- “The Metal Eater of Luminous Smoke” by Minsoo Kang, Strange Horizons, June 18, 2018 (fantasy short story)
- “Going Back for Hitler” by George Nikolopoulos, Nature, June 20, 2018 (science fiction short story)
- “Recoveries” by Susan Palwick, Tor.com, June 20, 2018 (science fiction short story)
- “The Sweetness of Honey and Rot” by A. Merc Rustad, Beneath Ceaseless Skies #254, June 21, 2018 (fantasy novelette)
- “Three Dandelion Stars” by Jordan Kurella, Beneath Ceaseless Skies #254, June 21, 2018 (fantasy novelette)
- “VRtual” by Rose Eveleth, Terraform, June 22, 2018 (science fiction short story)
“The Sweetness of Honey and Rot, ” much like its title, is an unappealing mix of fantasy and horror elements. This is yet another present tense story of a heroine battling the evil empire, the latter of which is, in this case, a human-eating tree attended by sloths and other humans. The horrible fates that befall all who so much as think of going against the grain make the protagonist’s experiences utterly unbelievable. “Three Dandelion Stars” is trite in both relatively recent and old-fashioned ways: it’s another tale of the difficulties of lesbian weddings and is a “(swamp) fairy offers a wish” story. Like the previous story, this has horror elements and evil systems and, like many more, it’s a revenge fantasy/wish-fulfillment (and an uncommonly preposterous one). Since one character is nothing at all and the other is merely stupid, there are only “Eight Deadly Words” for this. The week’s other pure fantasy, “The Metal Eater,” is a readable tale with some metafiction (and interesting literary criticism) in it but mostly deals with a magical semi-Socratic character puttering about in a myth who must deliver yet more blows against the empire (in this case, a wastrel of a new king). The main problem here is a lack of drama.

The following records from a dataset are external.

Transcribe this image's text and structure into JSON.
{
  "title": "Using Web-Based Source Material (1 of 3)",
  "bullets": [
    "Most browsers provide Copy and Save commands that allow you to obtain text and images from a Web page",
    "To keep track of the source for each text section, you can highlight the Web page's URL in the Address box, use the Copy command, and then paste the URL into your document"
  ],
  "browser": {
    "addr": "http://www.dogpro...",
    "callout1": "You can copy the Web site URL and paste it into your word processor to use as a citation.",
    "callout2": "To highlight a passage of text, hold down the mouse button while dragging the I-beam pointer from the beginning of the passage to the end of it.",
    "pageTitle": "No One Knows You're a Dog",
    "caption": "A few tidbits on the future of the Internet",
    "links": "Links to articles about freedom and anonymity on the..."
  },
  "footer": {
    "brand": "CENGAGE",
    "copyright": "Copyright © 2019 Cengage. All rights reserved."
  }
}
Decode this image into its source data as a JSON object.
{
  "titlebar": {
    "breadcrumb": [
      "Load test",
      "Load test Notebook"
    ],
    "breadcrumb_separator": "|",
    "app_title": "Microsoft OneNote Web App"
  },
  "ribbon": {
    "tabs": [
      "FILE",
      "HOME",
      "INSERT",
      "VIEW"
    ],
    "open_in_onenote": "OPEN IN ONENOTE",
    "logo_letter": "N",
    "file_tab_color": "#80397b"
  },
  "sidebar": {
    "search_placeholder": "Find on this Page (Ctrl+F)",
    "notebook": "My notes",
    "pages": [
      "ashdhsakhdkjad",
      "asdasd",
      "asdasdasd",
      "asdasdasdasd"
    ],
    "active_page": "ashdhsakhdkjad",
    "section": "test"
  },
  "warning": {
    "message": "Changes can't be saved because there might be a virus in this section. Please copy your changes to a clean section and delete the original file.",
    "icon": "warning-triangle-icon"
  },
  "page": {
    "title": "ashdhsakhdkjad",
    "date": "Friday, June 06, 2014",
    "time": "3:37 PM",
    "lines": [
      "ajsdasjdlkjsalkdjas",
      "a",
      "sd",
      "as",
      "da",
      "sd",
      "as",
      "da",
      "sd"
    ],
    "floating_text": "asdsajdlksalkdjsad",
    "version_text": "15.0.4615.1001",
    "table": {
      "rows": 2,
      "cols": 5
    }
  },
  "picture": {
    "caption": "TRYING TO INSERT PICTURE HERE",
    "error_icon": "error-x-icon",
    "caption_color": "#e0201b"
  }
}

The three science fiction tales aren’t very. “Hitler” is a time travel flash piece which, yet again, has a time traveler wanting to kill Hitler. It contains an interesting idea but is delivered in a fairly predictable way in terms of the big picture and completely implausibly in terms of the details. “VRtual” has a woman working as a motion-capture body at a VR firm who meets an aggressive guy at a bar. It seems to argue the VR both really traumatizes her, yet doesn’t prepare her for reality. As a story, especially an SF one, it doesn’t do much at all. The week’s best tale is easily “Recoveries,” which handles its SF motif in a fantastic fashion (with a dash of horror) and takes awhile to overcome the off-putting nature of the protagonists, one of whom (Vanessa) is a court-mandated dry drunk about to complete her year’s sentence of sobriety and go on a binge and the other of whom (Kat) is her eating-disordered best (only) friend and the story’s narrator. As you get to know Vanessa, whose parents believed they were abducted by aliens and who did eventually permanently disappear, and Kat, who never even knew her parents, and how these and other issues play into the troubles of their lives, it becomes more intriguing. Vanessa’s reactions at the end aren’t entirely plausible but I feel like at least noting this tale. I enjoyed Dennis Danver’s somewhat recent “Adult Children of Alien Beings” and this, while different, has some similarity of appeal.